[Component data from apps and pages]
------
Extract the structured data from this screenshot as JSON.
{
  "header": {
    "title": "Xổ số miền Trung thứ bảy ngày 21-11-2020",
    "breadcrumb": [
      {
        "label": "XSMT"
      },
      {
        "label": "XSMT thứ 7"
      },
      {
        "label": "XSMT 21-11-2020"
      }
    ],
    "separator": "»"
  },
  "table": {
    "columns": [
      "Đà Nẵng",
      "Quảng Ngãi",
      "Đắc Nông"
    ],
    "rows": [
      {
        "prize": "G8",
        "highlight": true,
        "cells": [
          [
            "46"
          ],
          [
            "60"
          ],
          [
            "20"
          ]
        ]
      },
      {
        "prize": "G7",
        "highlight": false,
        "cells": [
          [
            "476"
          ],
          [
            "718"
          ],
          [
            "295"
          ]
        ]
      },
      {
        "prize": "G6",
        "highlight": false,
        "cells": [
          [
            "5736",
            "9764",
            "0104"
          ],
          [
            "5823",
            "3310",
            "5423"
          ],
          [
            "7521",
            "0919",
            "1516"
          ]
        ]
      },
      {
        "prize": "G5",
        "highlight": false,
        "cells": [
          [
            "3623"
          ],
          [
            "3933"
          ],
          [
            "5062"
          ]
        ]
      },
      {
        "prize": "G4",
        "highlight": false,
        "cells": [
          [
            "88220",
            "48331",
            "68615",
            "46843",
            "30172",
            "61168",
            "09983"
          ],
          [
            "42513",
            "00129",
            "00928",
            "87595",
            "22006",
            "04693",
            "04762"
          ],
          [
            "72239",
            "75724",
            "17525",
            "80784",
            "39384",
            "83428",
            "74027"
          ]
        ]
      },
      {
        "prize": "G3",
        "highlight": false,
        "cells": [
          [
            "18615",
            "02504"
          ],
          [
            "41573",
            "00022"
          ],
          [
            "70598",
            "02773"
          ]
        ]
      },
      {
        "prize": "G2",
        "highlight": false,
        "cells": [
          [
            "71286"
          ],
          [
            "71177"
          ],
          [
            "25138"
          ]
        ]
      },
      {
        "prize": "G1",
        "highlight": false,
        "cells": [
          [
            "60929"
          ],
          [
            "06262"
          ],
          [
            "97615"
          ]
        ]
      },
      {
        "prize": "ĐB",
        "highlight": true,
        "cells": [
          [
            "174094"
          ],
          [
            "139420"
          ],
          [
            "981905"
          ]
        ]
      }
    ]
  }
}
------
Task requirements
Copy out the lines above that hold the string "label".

Result of this task
        "label": "XSMT"
        "label": "XSMT thứ 7"
        "label": "XSMT 21-11-2020"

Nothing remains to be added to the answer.